What you have to do> Which lines in the data below contain the word "Active"? Return each of them.

Given data>
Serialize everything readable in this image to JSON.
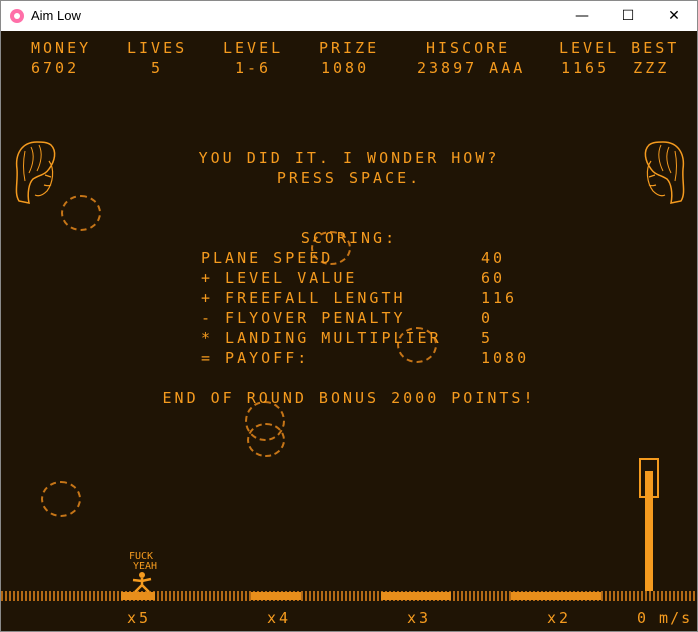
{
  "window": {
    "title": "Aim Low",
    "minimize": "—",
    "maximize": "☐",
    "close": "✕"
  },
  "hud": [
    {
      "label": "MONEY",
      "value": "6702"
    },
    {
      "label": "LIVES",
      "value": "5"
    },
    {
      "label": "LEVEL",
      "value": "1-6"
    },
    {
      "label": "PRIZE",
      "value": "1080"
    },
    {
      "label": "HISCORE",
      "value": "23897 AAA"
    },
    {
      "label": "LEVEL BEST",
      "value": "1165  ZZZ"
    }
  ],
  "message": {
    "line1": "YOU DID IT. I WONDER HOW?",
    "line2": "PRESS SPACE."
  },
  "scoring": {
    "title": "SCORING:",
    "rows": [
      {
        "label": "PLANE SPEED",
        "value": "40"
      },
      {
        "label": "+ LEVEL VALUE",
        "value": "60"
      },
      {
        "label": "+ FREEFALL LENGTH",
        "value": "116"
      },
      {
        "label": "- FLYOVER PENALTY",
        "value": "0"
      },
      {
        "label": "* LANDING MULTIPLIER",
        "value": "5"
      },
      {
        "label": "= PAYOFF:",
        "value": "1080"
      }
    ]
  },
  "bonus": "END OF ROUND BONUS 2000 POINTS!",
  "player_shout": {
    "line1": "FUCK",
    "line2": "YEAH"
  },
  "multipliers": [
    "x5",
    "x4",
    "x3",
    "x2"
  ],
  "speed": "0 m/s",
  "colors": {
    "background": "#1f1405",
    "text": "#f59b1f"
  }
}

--

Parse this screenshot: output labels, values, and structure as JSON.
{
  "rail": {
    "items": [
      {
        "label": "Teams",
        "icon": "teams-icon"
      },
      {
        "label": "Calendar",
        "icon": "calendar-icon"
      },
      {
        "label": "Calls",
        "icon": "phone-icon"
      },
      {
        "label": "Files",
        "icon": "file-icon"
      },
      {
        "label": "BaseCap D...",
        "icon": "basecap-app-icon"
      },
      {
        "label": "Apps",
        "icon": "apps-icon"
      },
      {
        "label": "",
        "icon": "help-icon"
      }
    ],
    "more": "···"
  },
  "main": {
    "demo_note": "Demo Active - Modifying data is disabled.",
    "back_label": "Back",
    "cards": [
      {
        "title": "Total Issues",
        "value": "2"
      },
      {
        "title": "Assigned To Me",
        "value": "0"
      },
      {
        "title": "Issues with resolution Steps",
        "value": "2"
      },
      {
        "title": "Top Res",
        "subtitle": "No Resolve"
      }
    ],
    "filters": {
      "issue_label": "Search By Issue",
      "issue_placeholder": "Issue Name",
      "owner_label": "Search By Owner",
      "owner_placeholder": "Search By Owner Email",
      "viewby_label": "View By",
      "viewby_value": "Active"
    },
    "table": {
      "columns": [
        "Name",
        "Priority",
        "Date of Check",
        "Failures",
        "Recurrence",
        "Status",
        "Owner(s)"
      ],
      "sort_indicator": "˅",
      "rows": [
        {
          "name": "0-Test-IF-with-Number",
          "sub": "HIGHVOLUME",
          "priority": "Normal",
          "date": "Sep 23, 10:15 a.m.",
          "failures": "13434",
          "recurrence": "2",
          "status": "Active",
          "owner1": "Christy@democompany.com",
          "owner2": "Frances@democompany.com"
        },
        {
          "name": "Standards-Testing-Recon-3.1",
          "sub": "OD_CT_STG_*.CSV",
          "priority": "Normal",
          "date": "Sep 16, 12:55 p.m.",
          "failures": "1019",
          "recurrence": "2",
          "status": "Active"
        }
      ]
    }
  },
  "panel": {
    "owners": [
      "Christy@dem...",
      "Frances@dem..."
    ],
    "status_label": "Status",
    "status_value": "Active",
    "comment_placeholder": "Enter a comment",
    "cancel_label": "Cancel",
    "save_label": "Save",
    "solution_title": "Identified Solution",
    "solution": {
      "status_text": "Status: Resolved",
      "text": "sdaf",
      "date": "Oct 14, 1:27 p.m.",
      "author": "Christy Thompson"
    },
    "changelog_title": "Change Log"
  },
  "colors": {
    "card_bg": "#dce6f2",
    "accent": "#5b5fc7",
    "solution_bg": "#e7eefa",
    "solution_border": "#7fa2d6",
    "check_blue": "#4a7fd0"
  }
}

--

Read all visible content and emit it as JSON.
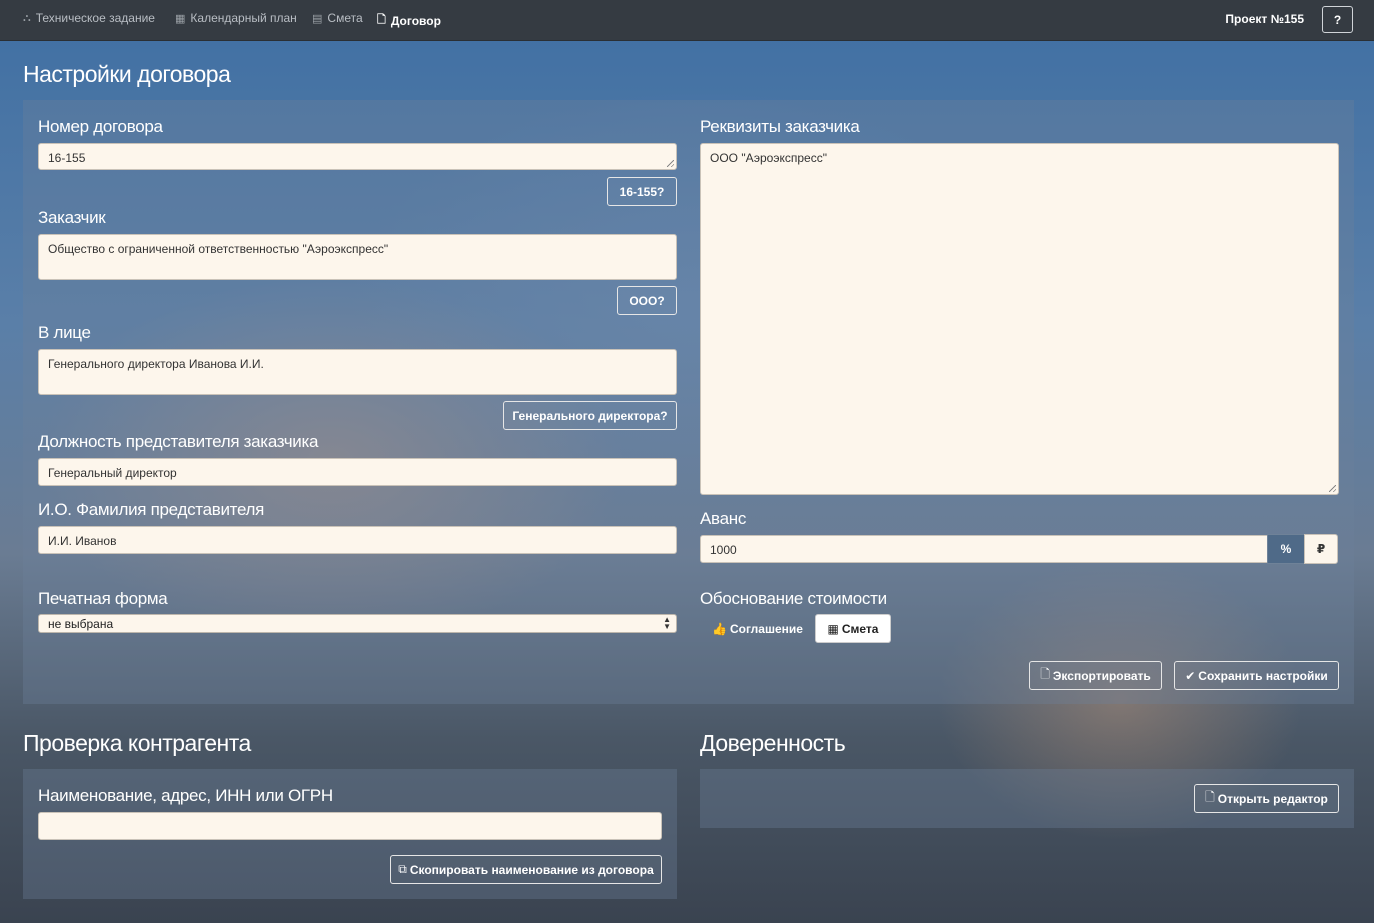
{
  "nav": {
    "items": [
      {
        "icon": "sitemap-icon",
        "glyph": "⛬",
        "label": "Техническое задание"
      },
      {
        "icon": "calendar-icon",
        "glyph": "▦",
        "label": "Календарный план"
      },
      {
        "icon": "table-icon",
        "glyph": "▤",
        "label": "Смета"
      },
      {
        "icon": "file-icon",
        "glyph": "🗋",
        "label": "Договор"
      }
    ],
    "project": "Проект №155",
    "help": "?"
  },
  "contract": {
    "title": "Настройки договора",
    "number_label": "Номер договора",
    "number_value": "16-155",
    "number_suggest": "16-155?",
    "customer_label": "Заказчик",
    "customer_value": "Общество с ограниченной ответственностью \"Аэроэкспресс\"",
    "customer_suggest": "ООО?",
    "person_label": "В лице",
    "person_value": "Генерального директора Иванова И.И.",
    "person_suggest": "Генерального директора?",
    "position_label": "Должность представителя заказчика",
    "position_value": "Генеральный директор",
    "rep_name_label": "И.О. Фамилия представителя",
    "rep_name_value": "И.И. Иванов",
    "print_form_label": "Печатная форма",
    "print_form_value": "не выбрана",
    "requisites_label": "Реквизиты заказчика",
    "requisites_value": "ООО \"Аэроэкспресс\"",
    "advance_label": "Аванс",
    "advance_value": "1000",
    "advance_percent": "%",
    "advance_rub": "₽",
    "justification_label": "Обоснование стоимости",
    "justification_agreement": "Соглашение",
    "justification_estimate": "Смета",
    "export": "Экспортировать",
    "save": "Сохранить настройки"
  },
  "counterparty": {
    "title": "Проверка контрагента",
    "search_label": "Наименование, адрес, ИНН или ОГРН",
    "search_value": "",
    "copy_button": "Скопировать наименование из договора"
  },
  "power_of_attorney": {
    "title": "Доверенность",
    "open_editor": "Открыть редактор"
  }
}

Response to this exercise>
    "demo_note": "Demo Active - Modifying data is disabled.",
      "viewby_value": "Active"
          "status": "Active",
          "status": "Active"
    "status_value": "Active",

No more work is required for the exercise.